3. Their publics tend to care a lot.
Participants on forums like FlyerTalk aren't just highly informed. They also tend to be extremely passionate about whatever they're talking about. And unlike today's social networks, these people suffer from far less of the attention deficit disorder that comes with Facebook, Twitter and the like, with threads often continuing on for days and even weeks. From the standpoint of a professional communicators, web forums are a readymade arena for networking with potential intervening publics - people who will very enthusiastically transmit your key messages to the far reaches of the intertubes. Granted you'll have to fight off those who are dead-set against whatever you're doing, but it's a fight well worth fighting.
4. They're actively moderated - and therefore usually nice.
The other nice thing about web forums like FlyerTalk is they're actively monitored by moderators who do their best to ensure civility and respectfulness. So while discussions can often get heated (and they certainly did over the Air Canada-EIA snafu), it's still a stark departure from the sort of asinine commentary you typically see accompanying an online newspaper story or, for that matter, on the social networks.
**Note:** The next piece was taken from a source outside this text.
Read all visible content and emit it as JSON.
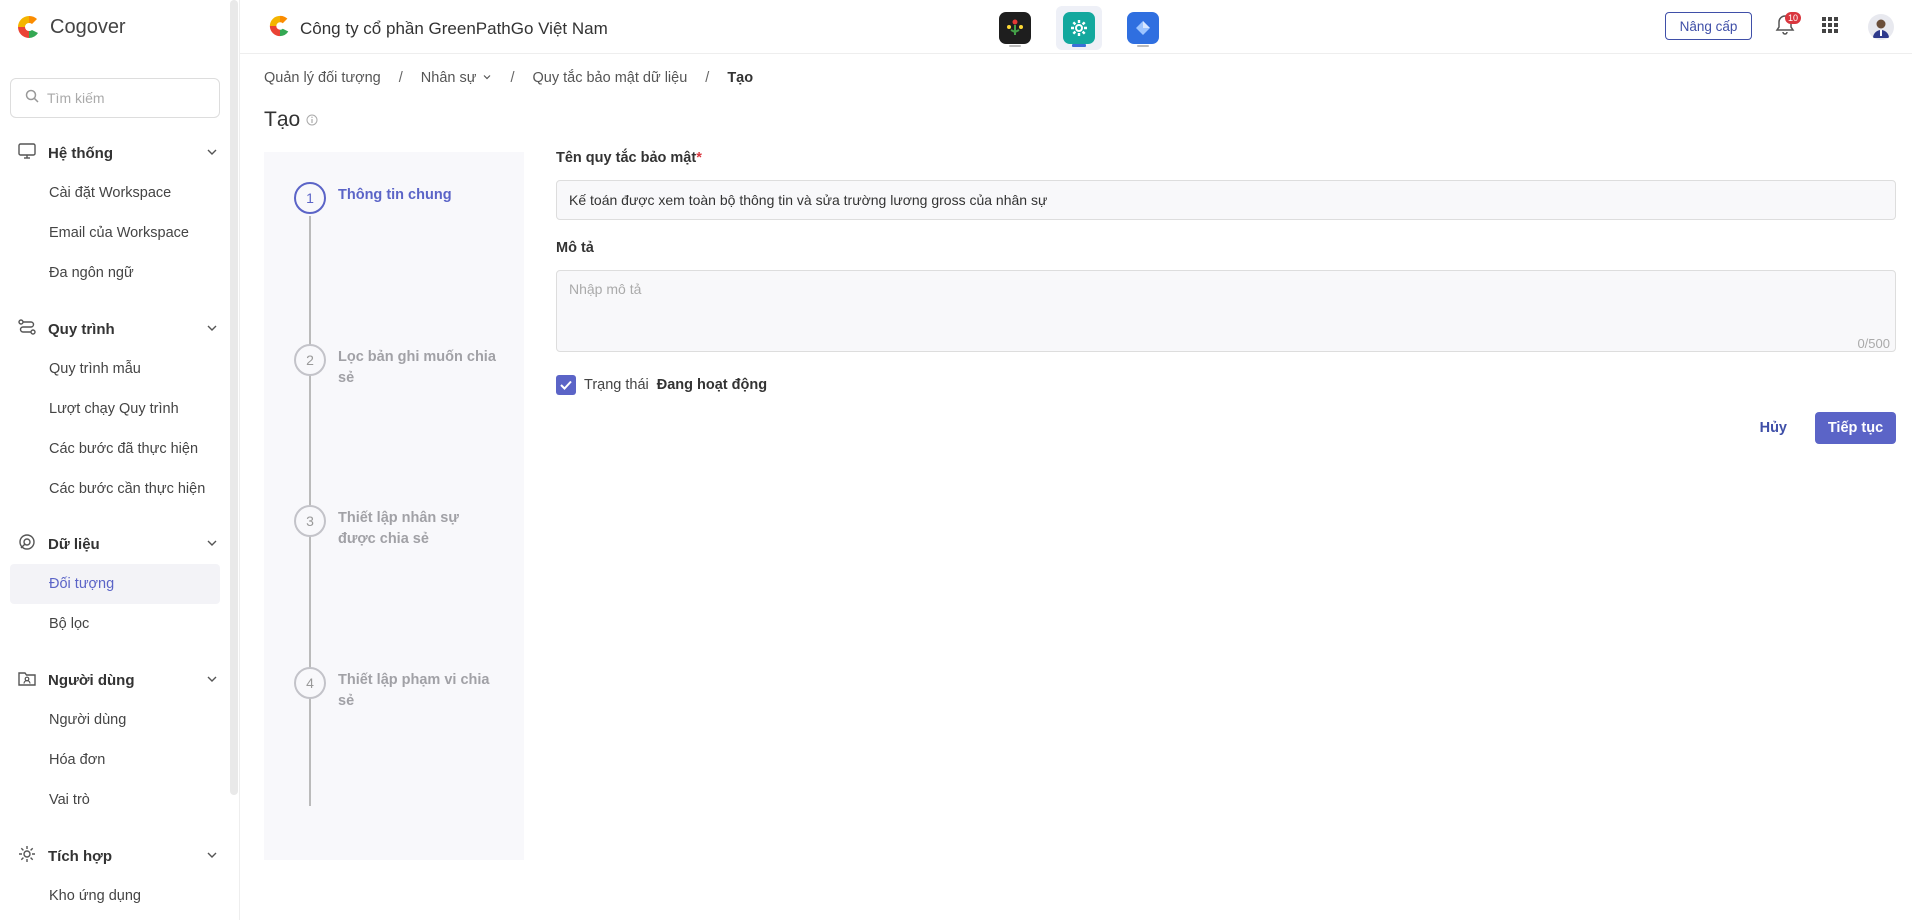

It's not always above the belt, but it tends to be. And the FlyerTalk folks who attended our event this week at EIA, while many of the differed in opinion about airport business and our airline partners, were respectful to a fault and all-around wonderful guests.
In the meantime I'm off to New Orleans next week for IABC's Leadership Institute conference, and from there returning home via Chicago for three days with my sister. And as I'll be using a total of four airports for the trip (and trusting United Airlines with my luggage), I'm definitely be checking in with my new BFFs at FlyerTalk. And for my fellow Gen-Y'ers out there, you'll be happy to know they're also on Twitter at @flyertalk. That should help me ease into it!